Presentation on theme: "Northern Ireland Coursework The Start of the Troubles – The Civil Rights Movement."— Presentation transcript:
Northern Ireland Coursework The Start of the Troubles – The Civil Rights Movement
Background to the “Troubles” Following Partition in 1921 the Protestants took steps to ensure they had control ‘Gerrymandering’ was used to keep control of town and city councils This meant they could control the allocation of new housing and many different jobs Catholics were second class citizens
The Nationalist Campaign Many Nationalists refused to accept Partition The IRA fought a campaign in the countryside trying to force a solution
IRA Campaign fails As newspaper shows the campaign was doomed to fail Problem was lack of support from the people
The Civil Rights Movement By the 1960s inspired by the success of men like Martin Luther King moderate nationalists formed the NICRA Their slogan was the song “We shall overcome”
The March in Derry For many the NICRA were too soft The organisation organised a big meeting in Derry Londonderry was the best example of Protestant control
The Battle of Duke Street The Civil Rights supporters then tried to march down Duke Street They were stopped by the RUC
The RUC go on the attack
The Consequences One of the consequences of the break up of the demonstration in Duke Street was that press and television reports ensured that some very damaging pictures of police violence were seen throughout the United Kingdom and abroad. This produced a violent reaction of feeling in many places...
The People’s Democracy A new group now appeared – the People’s Democracy A march was planned from Belfast to Derry Loyalists turned out to block the route
Burntollet Bridge As the marchers got close to Derry a crowd of Loyalists and RUC men were waiting at Burntollet Bridge As the marchers approached the attack began
After the Battle About fifty yards ahead a group of men armed with sticks and bars formed a road block. One carried a hatchet, another a billhook. For a few minutes it seemed that they were going to drag us from the ambulance. But then the leader contented himself by saying, you got a lot less than you deserved. Next time we see you, it will be the last rites, as you call them, that you'll need. We'll kill each last one of you that turns up in this area again'."

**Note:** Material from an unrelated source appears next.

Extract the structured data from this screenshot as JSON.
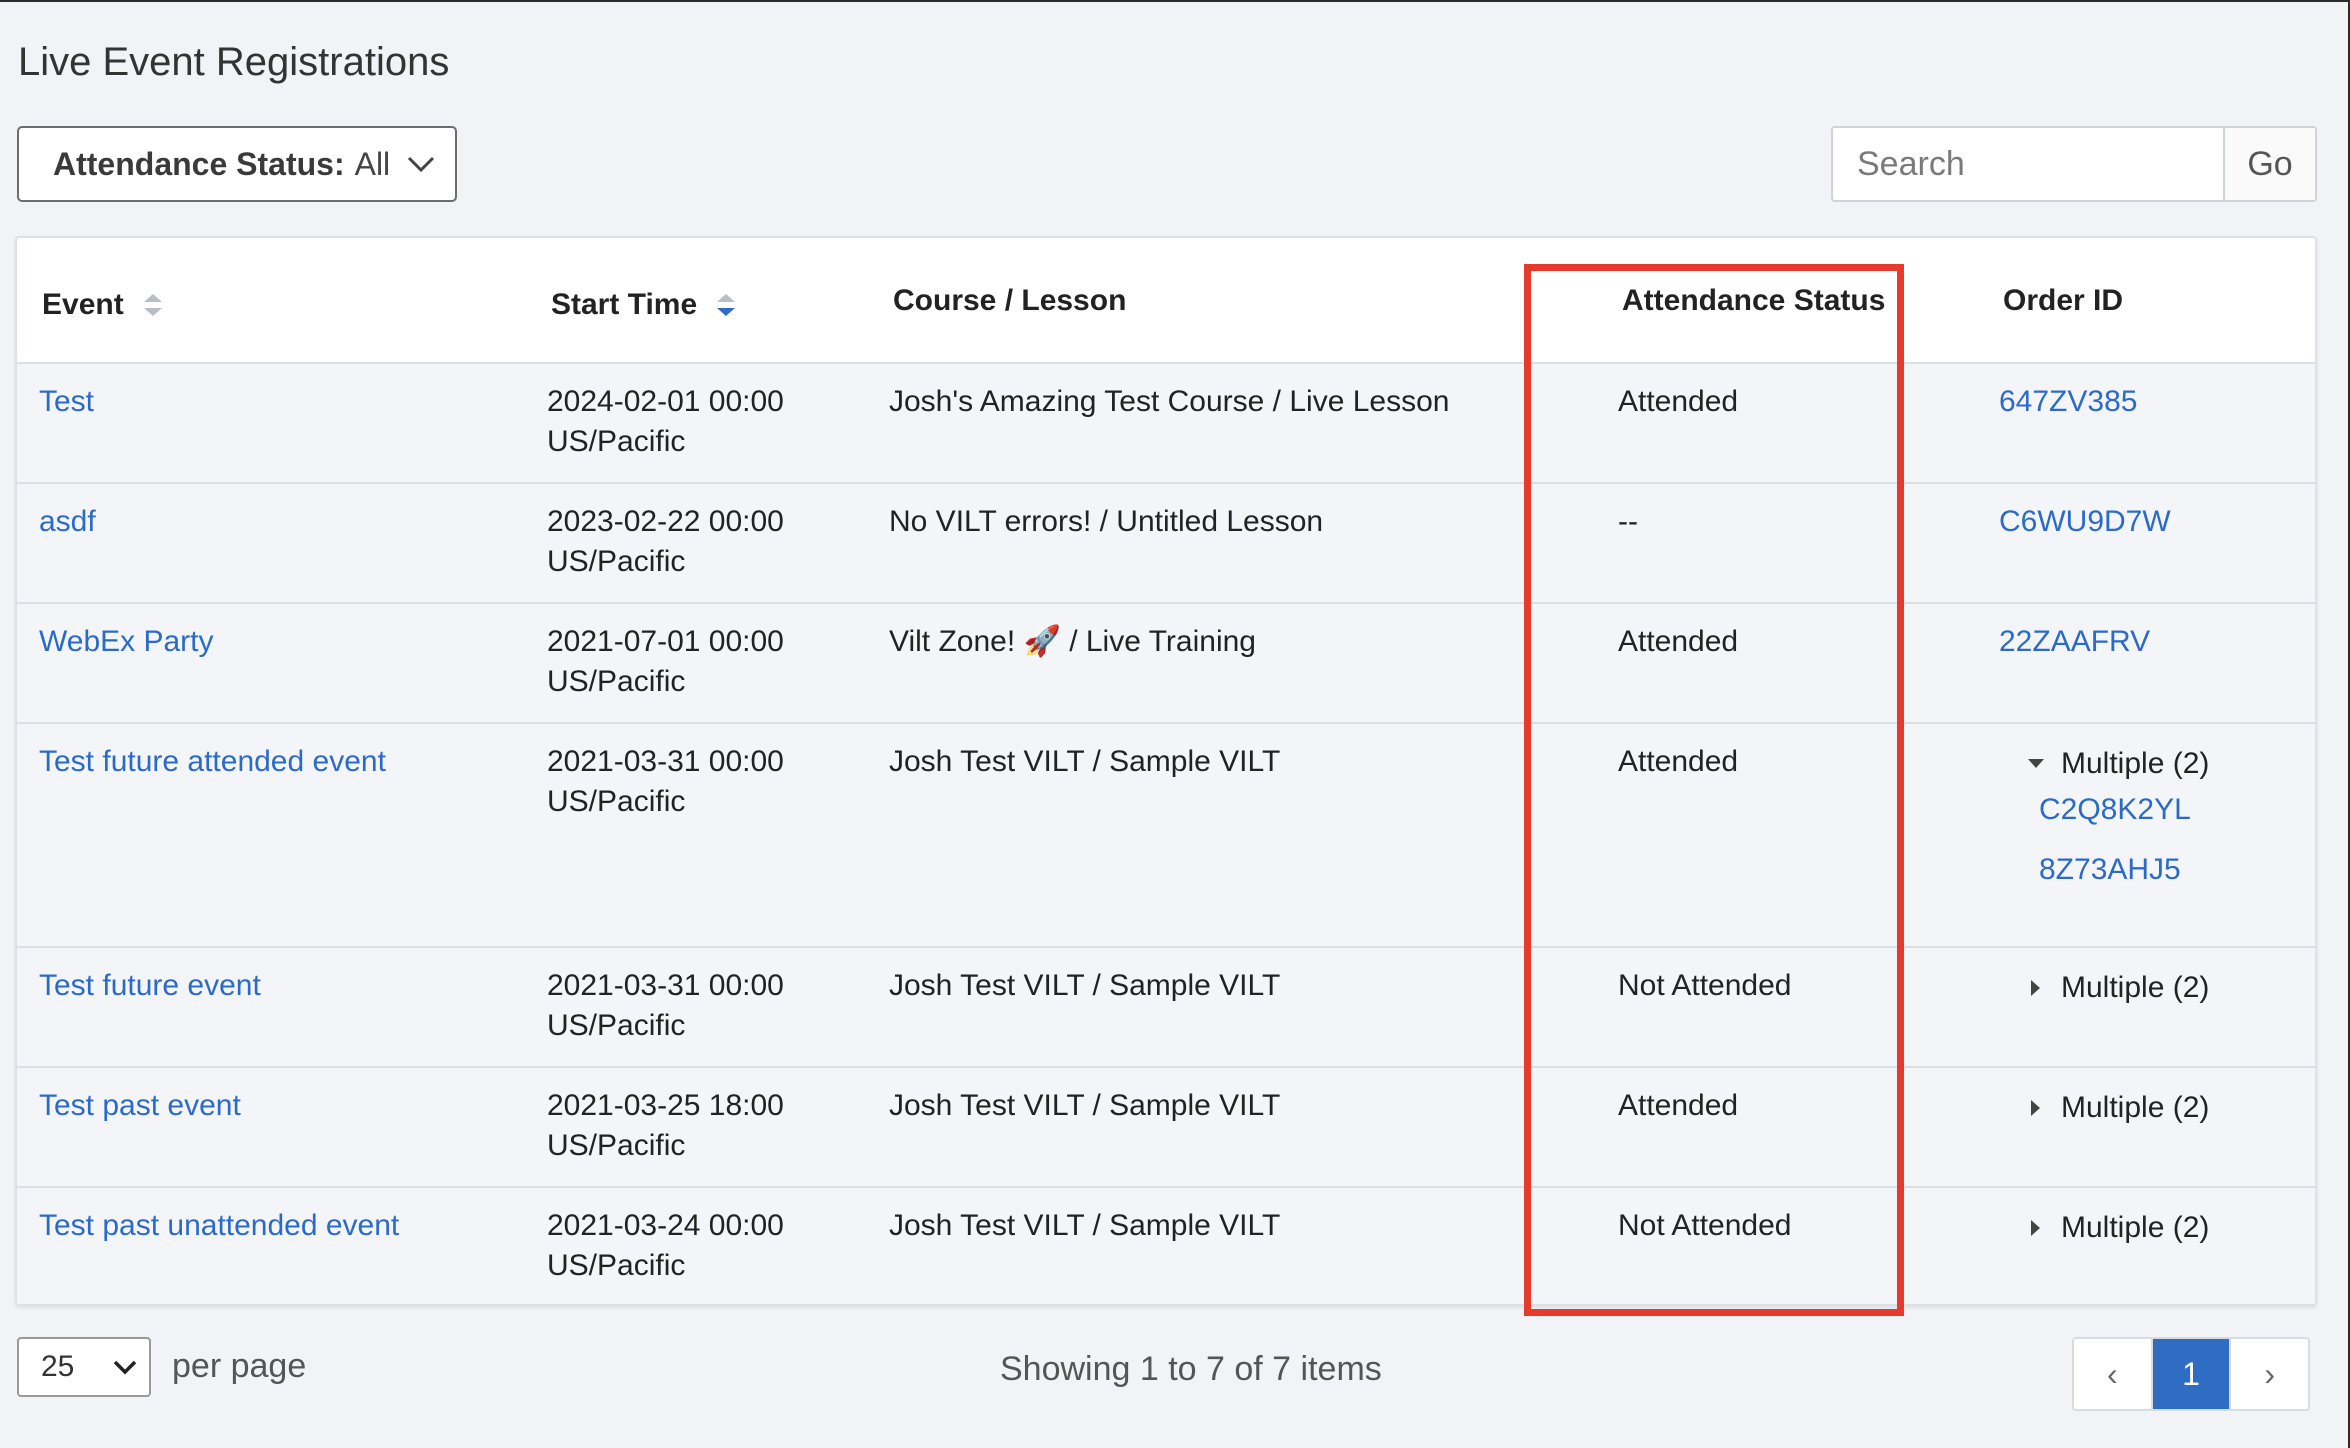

Reactions to the Civil Rights Movement “The Civil rights people don’t believe in civil rights at all, they’re just a bunch of republican rebels, that’s what they are … they mean to destroy this country, and we mean to see that this country is not destroyed.” [Ian Paisley, Jan 1969] “…there can be no justice while there is a Unionist Party, because while there is a Unionist Party they will, by their gerrymandering, control Northern Ireland and be the government of Northern Ireland”. [Bernadette Devlin, 1969]
The Fall of O’Neill February 1969 O’Neill called a general election Ian Paisley stood against him and only narrowly lost O’Neill realised he was losing support and resigned
The Battle of the Bogside The new PM – Major Chichester-Clark was no more successful More trouble flared in August with the Orange Marches This ended in the fighting in the Catholic Bogside
British Troops in the North Trouble spread from Londonderry to Belfast Thousands were burnt out of their homes There was a real possibility of a massacre of the Catholics Troops were sent in to keep the peace
The ‘Honeymoon’ At first the troops were seen as defenders by the Catholic community They were given food and drink by the community The Protestants were not happy with this!
The end of the ‘honeymoon’ Within a few months the situation changed The Army was told to look for IRA men Their heavy handed tactics turned the Catholics against them Bricks and stones replaced tea and biscuits
The bombing starts As hatred of the Army grew the support for the IRA rose The IRA now began to attack Bombs in the North became almost a daily occurrence as well as attacks on police and troops